• Exercise description: Note each line in the data below that holds "Loom", and copy it.

(Excerpts from an interface dataset)
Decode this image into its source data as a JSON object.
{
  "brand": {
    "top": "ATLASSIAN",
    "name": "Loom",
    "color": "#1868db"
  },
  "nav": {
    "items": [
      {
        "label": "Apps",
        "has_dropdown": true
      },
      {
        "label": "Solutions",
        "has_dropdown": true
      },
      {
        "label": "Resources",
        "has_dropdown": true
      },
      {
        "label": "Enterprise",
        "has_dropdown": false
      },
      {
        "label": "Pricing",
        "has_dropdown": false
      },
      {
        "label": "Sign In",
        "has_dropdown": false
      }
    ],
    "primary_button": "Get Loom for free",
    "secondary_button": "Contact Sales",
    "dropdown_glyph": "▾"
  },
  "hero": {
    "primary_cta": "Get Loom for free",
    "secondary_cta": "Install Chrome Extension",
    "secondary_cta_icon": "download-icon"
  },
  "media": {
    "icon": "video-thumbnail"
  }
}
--
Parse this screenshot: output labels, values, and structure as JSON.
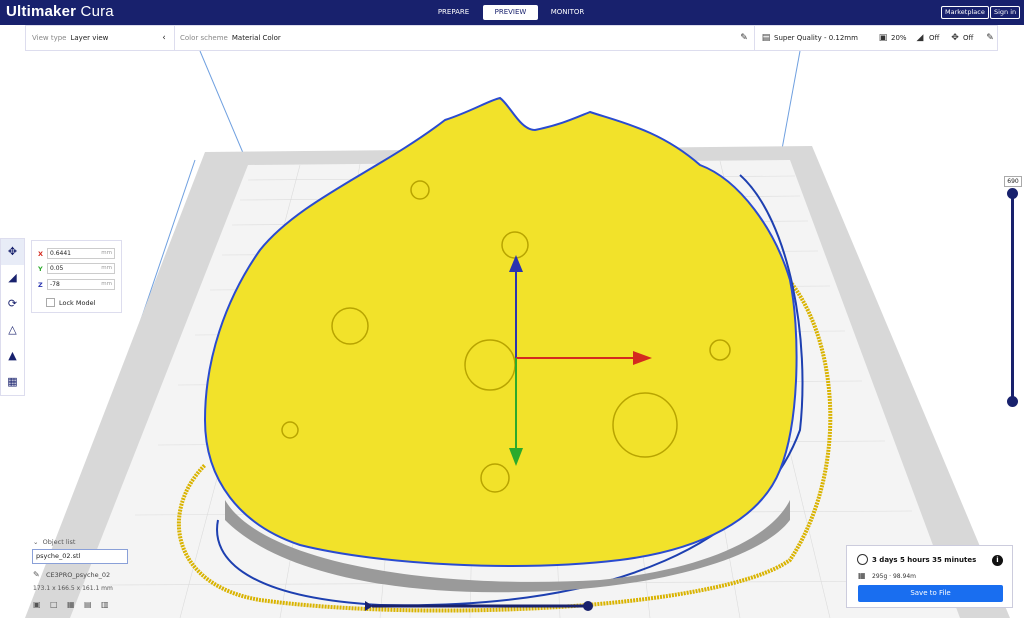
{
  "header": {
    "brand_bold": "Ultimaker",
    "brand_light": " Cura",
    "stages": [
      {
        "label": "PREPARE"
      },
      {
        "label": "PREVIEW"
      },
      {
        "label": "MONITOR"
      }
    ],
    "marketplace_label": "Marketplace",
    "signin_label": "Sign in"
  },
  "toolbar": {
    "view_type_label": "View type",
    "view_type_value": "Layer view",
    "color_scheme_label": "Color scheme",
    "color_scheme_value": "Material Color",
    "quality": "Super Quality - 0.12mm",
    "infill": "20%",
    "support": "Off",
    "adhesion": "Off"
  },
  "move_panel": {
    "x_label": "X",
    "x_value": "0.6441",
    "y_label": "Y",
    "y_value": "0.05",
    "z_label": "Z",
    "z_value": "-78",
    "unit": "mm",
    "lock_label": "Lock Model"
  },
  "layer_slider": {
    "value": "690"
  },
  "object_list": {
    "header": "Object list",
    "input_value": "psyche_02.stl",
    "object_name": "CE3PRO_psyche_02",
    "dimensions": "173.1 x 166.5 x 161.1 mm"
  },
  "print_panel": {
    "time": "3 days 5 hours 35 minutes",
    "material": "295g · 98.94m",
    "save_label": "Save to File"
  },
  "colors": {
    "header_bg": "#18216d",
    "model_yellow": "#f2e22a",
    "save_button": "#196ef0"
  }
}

• Finished exercise:
    "name": "Loom",
    "primary_button": "Get Loom for free",
    "primary_cta": "Get Loom for free",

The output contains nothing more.